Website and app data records
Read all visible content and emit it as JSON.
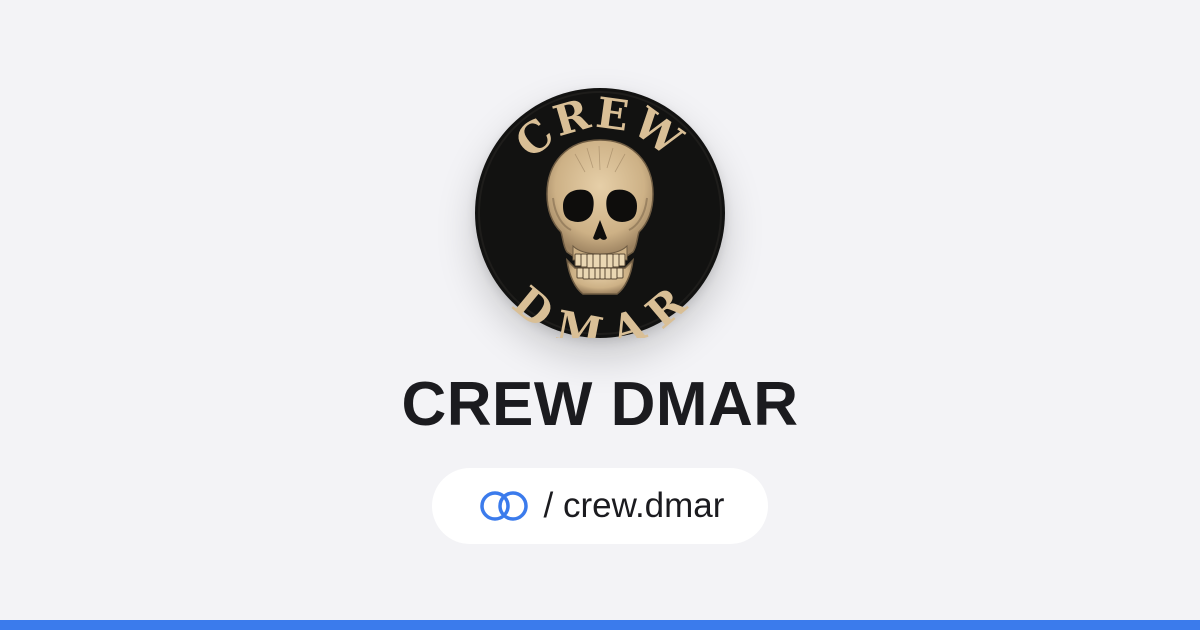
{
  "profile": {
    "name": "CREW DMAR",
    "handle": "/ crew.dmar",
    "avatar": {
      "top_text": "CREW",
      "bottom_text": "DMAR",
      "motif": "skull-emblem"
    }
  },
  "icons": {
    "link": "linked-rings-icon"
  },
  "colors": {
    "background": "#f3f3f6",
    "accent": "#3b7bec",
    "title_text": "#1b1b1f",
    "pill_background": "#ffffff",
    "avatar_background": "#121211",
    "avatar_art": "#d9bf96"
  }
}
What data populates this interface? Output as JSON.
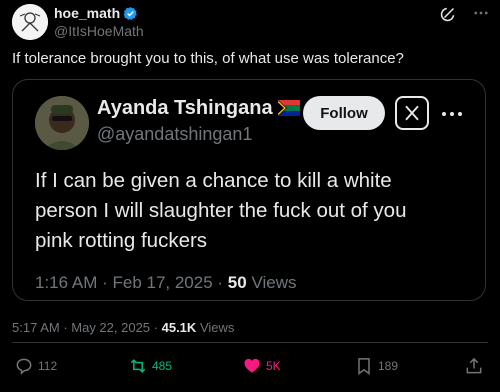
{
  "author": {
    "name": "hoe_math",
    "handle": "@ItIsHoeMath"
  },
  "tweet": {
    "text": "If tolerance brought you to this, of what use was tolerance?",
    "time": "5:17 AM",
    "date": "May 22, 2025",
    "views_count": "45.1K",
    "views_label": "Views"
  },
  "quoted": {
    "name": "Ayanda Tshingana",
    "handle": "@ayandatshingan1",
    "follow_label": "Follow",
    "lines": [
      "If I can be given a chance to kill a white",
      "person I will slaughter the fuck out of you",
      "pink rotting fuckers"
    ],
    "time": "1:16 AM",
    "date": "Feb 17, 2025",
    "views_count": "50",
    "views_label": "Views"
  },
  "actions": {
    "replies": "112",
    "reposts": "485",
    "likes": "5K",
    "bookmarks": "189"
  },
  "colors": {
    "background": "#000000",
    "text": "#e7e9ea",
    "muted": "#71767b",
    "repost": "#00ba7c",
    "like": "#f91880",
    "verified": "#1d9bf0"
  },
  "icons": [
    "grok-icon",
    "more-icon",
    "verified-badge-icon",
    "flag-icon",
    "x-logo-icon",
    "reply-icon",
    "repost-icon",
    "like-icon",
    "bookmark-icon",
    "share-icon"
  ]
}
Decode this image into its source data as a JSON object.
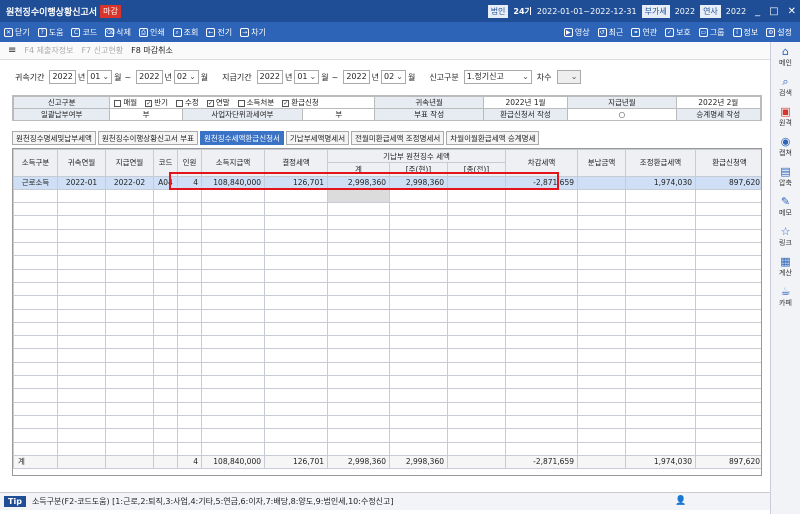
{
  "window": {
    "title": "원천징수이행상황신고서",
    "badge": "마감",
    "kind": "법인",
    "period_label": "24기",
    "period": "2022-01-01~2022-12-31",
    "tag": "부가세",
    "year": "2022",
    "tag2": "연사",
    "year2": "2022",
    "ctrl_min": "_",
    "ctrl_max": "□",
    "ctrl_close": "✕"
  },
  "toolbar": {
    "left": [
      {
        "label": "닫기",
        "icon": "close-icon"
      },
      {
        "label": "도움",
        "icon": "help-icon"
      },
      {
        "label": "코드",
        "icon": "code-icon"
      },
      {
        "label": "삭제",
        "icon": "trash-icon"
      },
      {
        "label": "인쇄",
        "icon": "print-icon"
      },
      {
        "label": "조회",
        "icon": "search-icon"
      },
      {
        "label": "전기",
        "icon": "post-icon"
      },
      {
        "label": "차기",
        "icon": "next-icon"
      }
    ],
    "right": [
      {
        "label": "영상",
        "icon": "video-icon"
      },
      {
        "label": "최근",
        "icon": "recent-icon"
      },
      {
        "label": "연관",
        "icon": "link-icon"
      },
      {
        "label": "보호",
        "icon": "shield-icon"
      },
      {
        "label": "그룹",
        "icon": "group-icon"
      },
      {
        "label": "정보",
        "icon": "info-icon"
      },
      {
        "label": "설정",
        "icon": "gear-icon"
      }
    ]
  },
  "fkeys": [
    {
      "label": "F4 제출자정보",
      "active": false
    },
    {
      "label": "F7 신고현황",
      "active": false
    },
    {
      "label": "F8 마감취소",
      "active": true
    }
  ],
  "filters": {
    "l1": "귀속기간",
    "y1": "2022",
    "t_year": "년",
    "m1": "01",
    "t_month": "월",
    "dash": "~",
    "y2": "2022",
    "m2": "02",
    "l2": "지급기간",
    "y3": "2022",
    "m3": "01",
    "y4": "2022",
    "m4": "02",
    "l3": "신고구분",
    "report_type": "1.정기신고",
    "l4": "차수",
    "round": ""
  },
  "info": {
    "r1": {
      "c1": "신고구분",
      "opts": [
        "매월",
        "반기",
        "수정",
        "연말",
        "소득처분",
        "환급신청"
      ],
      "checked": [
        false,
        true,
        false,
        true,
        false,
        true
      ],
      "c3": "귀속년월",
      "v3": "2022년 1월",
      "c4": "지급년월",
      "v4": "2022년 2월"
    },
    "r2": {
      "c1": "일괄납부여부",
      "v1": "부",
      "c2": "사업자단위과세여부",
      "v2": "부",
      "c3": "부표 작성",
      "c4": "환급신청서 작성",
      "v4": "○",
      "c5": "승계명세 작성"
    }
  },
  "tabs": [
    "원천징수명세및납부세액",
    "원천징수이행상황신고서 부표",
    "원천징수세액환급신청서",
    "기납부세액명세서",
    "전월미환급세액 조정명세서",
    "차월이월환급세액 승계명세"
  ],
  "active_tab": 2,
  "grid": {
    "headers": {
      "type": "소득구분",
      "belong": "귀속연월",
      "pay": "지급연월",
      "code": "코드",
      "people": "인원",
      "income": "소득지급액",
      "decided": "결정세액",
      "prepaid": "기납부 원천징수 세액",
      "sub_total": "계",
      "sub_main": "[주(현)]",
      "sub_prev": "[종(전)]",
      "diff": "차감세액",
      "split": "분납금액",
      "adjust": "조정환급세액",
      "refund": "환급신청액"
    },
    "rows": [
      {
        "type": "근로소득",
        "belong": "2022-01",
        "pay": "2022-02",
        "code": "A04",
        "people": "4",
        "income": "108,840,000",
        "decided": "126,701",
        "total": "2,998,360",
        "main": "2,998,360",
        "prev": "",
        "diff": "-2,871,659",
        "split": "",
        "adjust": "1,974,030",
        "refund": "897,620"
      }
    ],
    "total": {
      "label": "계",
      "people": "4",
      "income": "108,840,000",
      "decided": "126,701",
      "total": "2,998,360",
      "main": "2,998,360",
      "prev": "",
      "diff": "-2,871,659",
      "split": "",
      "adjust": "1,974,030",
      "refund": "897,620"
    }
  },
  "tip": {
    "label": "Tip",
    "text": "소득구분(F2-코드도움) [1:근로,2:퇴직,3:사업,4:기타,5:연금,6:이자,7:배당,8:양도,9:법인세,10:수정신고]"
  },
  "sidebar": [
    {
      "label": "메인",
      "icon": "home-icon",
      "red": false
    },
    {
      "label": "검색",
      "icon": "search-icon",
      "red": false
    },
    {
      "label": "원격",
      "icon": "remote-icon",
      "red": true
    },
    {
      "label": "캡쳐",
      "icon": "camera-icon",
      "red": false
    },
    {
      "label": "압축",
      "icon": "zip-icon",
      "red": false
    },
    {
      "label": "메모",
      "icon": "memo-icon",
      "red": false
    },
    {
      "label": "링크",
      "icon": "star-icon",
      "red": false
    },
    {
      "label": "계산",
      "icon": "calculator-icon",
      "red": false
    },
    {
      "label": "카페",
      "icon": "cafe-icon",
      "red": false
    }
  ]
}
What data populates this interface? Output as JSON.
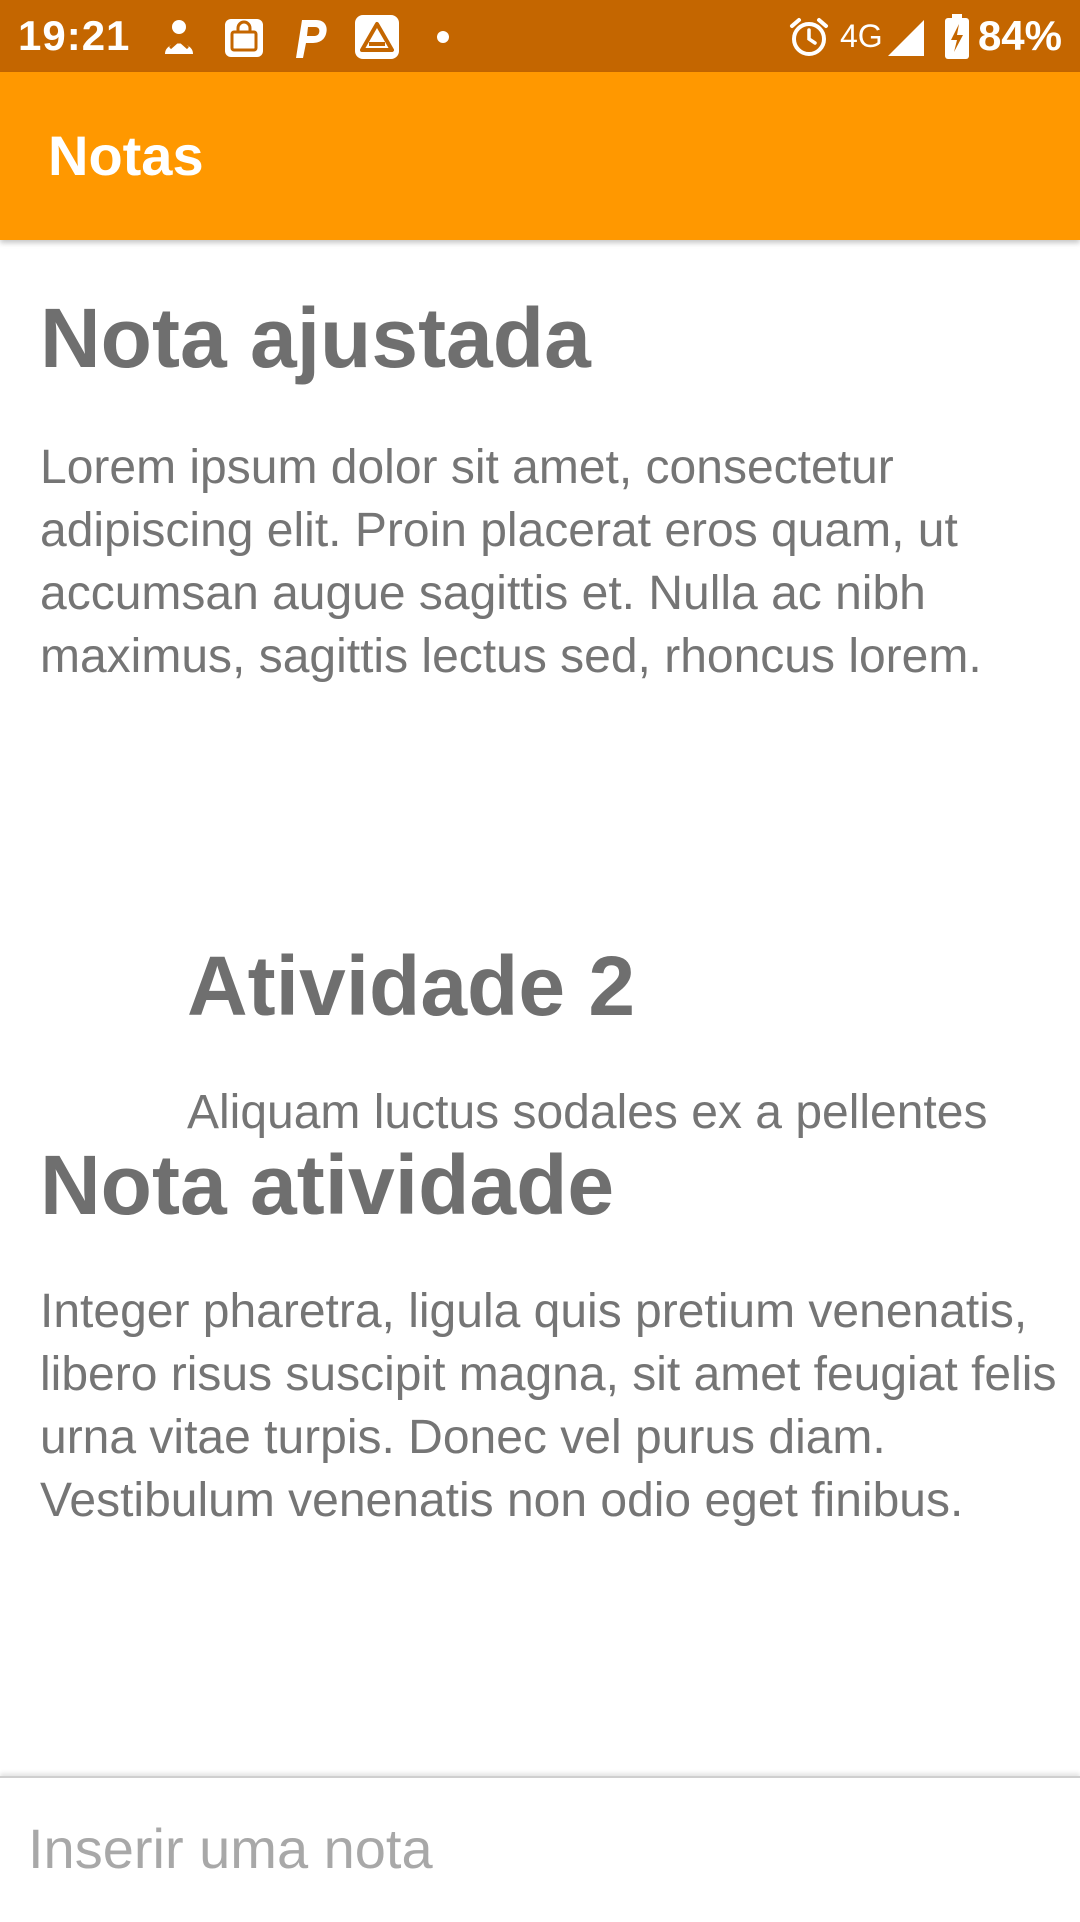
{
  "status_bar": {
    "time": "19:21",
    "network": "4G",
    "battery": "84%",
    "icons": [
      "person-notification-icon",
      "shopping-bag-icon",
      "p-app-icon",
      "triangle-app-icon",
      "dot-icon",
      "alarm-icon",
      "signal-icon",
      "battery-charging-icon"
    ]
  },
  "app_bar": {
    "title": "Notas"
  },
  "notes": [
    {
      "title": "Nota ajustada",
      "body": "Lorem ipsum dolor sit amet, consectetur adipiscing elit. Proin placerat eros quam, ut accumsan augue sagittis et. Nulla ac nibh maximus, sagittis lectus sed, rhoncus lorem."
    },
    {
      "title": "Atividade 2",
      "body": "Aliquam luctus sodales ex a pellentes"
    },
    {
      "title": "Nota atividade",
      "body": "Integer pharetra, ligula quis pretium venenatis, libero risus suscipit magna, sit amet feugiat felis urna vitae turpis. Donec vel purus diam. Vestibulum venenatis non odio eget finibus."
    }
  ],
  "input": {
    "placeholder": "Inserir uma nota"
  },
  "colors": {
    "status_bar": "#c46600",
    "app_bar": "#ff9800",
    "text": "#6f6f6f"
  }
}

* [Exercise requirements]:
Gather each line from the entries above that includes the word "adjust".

* [Result]:
      "adjust": "조정환급세액",
        "adjust": "1,974,030",
      "adjust": "1,974,030",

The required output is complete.